— LISTED RECORDS —

——

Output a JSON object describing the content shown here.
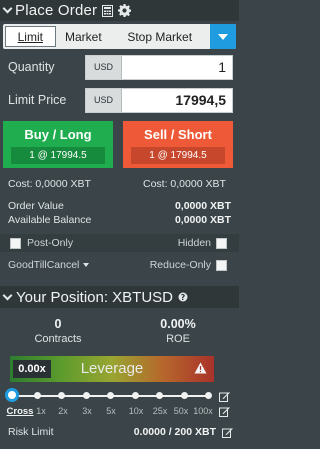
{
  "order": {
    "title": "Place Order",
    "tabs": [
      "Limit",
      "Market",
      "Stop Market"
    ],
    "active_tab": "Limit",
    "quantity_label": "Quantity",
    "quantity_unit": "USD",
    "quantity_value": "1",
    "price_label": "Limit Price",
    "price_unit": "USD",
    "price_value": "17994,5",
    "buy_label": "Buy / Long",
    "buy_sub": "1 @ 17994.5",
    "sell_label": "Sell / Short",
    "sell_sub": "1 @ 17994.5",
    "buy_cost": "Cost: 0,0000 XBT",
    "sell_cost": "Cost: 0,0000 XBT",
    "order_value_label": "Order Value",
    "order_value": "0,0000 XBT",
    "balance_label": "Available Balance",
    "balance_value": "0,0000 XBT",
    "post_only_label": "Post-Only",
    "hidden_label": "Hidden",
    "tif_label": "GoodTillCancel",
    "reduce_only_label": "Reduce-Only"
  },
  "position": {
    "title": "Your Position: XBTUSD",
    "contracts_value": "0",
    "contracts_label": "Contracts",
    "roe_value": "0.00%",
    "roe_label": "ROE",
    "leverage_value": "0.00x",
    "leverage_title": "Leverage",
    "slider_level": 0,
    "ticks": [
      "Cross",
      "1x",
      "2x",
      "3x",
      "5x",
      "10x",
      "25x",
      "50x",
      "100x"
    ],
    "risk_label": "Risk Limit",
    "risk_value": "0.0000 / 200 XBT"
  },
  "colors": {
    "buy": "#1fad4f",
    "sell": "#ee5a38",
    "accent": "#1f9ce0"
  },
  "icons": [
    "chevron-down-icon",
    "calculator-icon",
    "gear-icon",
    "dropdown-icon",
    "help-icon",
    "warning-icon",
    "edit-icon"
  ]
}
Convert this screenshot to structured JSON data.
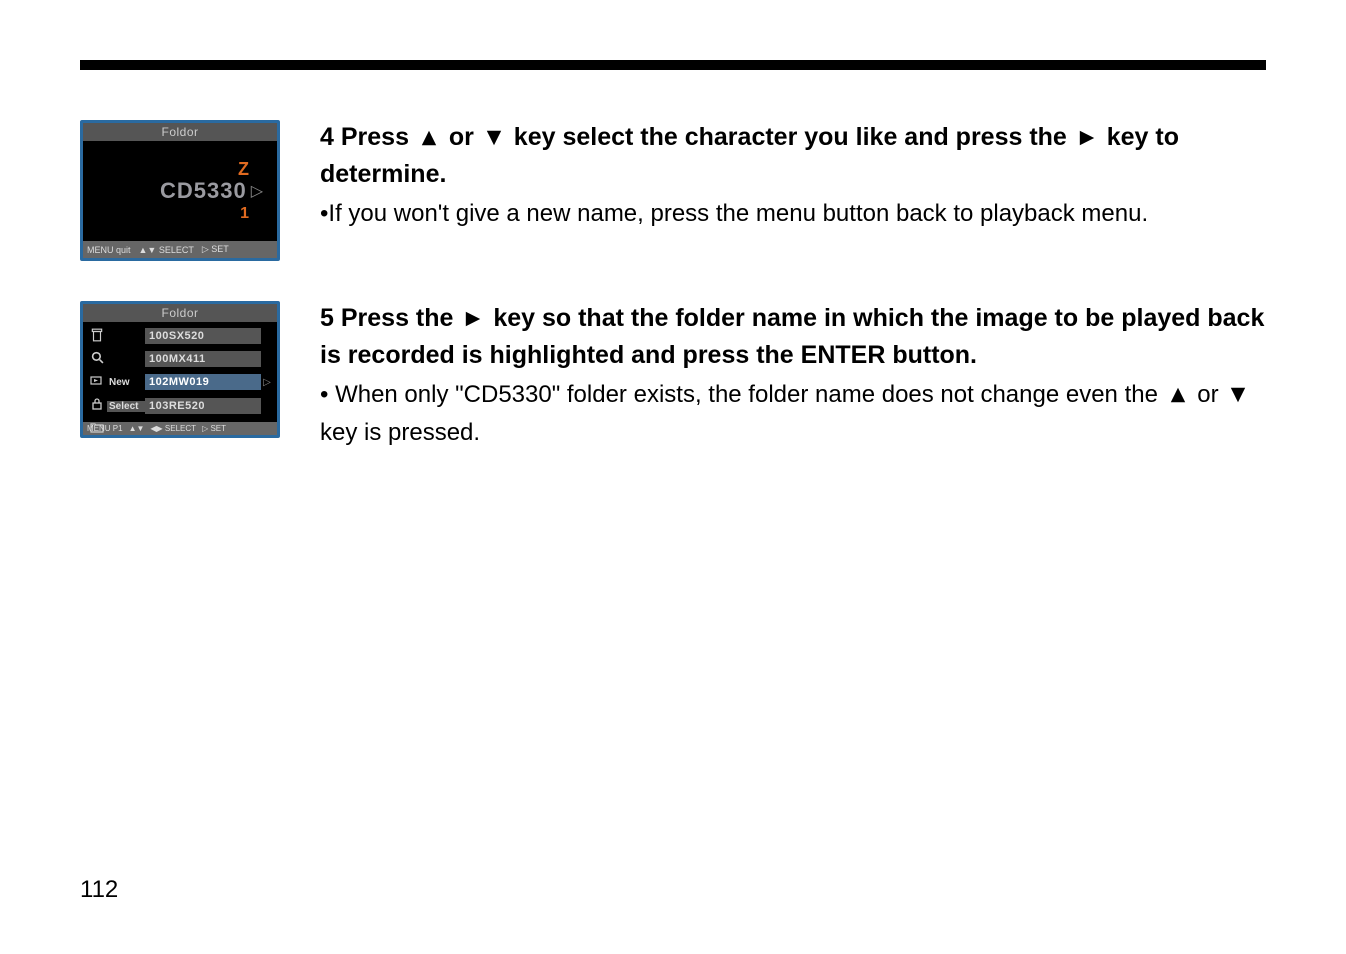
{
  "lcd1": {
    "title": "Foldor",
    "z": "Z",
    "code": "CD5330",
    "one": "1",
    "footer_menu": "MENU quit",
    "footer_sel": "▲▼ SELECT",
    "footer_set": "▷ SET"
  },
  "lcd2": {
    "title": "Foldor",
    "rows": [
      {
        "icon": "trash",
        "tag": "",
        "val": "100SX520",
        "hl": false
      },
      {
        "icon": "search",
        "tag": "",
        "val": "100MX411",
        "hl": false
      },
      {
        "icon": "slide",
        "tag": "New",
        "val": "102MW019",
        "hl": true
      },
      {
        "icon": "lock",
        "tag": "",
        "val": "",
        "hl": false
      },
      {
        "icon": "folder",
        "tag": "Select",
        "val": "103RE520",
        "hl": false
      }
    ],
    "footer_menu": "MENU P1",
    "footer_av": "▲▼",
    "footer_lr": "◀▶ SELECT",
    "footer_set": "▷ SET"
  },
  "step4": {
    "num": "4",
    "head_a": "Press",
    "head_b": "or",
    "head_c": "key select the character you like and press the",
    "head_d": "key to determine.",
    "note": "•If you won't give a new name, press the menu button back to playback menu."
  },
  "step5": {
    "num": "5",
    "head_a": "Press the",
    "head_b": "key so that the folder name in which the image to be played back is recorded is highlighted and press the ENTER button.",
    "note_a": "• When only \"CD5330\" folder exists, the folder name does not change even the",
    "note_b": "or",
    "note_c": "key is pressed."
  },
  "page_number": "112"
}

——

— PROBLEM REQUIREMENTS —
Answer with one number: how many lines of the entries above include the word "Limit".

— ANSWER SECTION —
4